I never agreed with people who claimed Gus Van Sant went Hollywood after the whimsy OD of the Northwest-bred calamity Even Cowgirls Get the Blues nearly killed his career. His un-Hollywood movies always had big-time class and gloss, and his Hollywood efforts have retained his old indie theme: Outsiders casting about for alterna-families.
Most viewers will deem his latest, Gerry (which runs Friday, March 21 through Thursday, March 27 at the Varsity), a throwback to indie-style disaster. It's a kind of homage to B鬡 Tarr, the master of sparse narrative, pitilessly long takes, and what critic J. Hoberman calls "visionary miserablism." Gerry tells the sparse tale of two guys (Matt Damon and Casey Affleck), a two-man ad hoc family, who drive deep into the deserton a pilgrimage to what they call "The Thing"and get miserably lost. They call each other Gerry, their slangy term for "screwup," and screw up they do. After encountering some fellow hikers, they take a detour off the path, because, as Affleck's character explains, "I just can't handle fanny packs and single moms, the whole bit."

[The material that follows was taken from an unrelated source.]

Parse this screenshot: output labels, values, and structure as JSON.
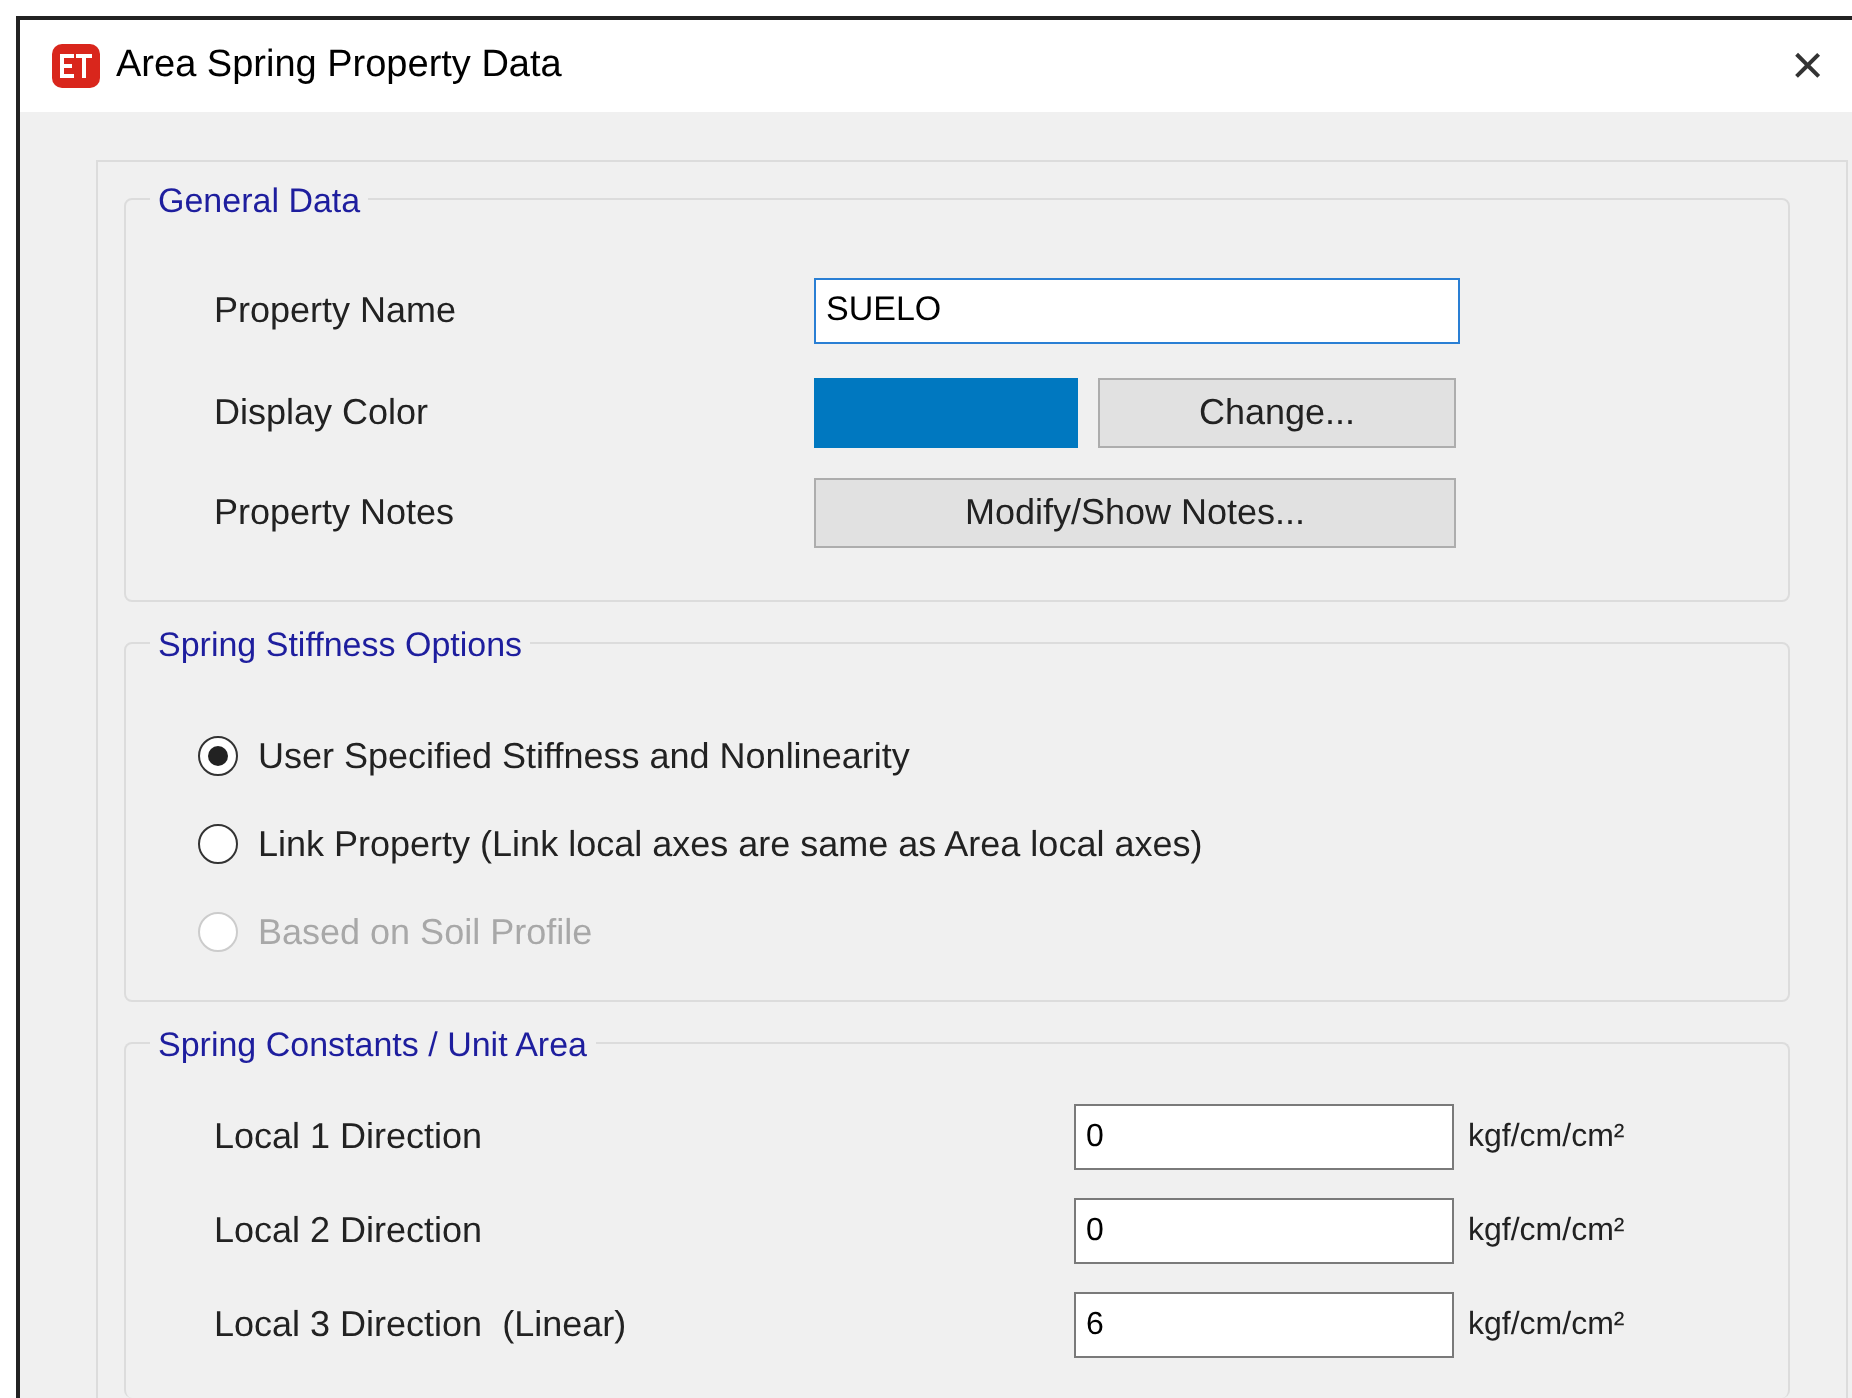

It's a metaphor for Van Sant's abhorrence for the boring mainstream, and he's never gotten further off the path than Gerry. The improvisatory script consists of practically nothing but random, nervous small talkplausible to anyone who's been lost in the outdoors. And much walking, excellently photographed in Argentina, Death Valley, and at the Great Salt Lake by cinematographer Harris Savides. That's one reason I'm glad I stayed put during Van Sant's most perversely audience-nonpleasing movieit's beautiful, like the thunderous, rapturous nature shots in Breaking the Waves. But Gerry is more than nature porn. It takes us beyond words and story into a moving, meditative state of pure landscape imagery. And it's got a striking family resemblance to Van Sant's previous work. Don't get mad at me if you hate it, but I advise you to see it fast, because a film this slow won't be around for long.